* Task to complete *
Every single line below has to be printed once more, exactly.

[Dataset rows describing interfaces]
- - - - -

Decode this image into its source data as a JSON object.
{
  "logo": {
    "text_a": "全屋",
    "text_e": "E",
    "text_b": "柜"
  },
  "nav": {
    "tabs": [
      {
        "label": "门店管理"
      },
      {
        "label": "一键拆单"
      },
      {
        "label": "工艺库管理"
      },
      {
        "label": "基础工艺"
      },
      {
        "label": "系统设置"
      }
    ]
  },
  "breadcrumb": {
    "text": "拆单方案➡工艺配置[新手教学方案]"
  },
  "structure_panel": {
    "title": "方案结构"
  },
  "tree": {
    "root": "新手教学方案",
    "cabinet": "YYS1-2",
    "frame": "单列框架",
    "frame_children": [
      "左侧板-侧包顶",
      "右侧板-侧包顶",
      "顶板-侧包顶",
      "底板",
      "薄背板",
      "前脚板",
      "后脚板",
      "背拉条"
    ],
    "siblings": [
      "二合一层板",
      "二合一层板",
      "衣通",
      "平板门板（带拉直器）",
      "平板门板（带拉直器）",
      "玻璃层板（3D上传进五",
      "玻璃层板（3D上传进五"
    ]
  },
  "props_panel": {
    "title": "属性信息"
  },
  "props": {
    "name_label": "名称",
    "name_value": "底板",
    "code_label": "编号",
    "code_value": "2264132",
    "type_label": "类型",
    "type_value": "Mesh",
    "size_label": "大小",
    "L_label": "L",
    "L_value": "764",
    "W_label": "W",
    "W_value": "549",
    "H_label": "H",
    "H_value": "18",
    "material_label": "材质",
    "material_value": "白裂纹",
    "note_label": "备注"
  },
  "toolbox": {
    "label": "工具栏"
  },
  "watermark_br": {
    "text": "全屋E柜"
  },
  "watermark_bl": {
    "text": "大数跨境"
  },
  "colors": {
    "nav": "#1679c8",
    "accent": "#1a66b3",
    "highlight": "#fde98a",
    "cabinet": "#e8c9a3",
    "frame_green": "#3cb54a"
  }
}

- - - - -

* The completed task *
Decode this image into its source data as a JSON object.
{
  "logo": {
    "text_a": "全屋",
    "text_e": "E",
    "text_b": "柜"
  },
  "nav": {
    "tabs": [
      {
        "label": "门店管理"
      },
      {
        "label": "一键拆单"
      },
      {
        "label": "工艺库管理"
      },
      {
        "label": "基础工艺"
      },
      {
        "label": "系统设置"
      }
    ]
  },
  "breadcrumb": {
    "text": "拆单方案➡工艺配置[新手教学方案]"
  },
  "structure_panel": {
    "title": "方案结构"
  },
  "tree": {
    "root": "新手教学方案",
    "cabinet": "YYS1-2",
    "frame": "单列框架",
    "frame_children": [
      "左侧板-侧包顶",
      "右侧板-侧包顶",
      "顶板-侧包顶",
      "底板",
      "薄背板",
      "前脚板",
      "后脚板",
      "背拉条"
    ],
    "siblings": [
      "二合一层板",
      "二合一层板",
      "衣通",
      "平板门板（带拉直器）",
      "平板门板（带拉直器）",
      "玻璃层板（3D上传进五",
      "玻璃层板（3D上传进五"
    ]
  },
  "props_panel": {
    "title": "属性信息"
  },
  "props": {
    "name_label": "名称",
    "name_value": "底板",
    "code_label": "编号",
    "code_value": "2264132",
    "type_label": "类型",
    "type_value": "Mesh",
    "size_label": "大小",
    "L_label": "L",
    "L_value": "764",
    "W_label": "W",
    "W_value": "549",
    "H_label": "H",
    "H_value": "18",
    "material_label": "材质",
    "material_value": "白裂纹",
    "note_label": "备注"
  },
  "toolbox": {
    "label": "工具栏"
  },
  "watermark_br": {
    "text": "全屋E柜"
  },
  "watermark_bl": {
    "text": "大数跨境"
  },
  "colors": {
    "nav": "#1679c8",
    "accent": "#1a66b3",
    "highlight": "#fde98a",
    "cabinet": "#e8c9a3",
    "frame_green": "#3cb54a"
  }
}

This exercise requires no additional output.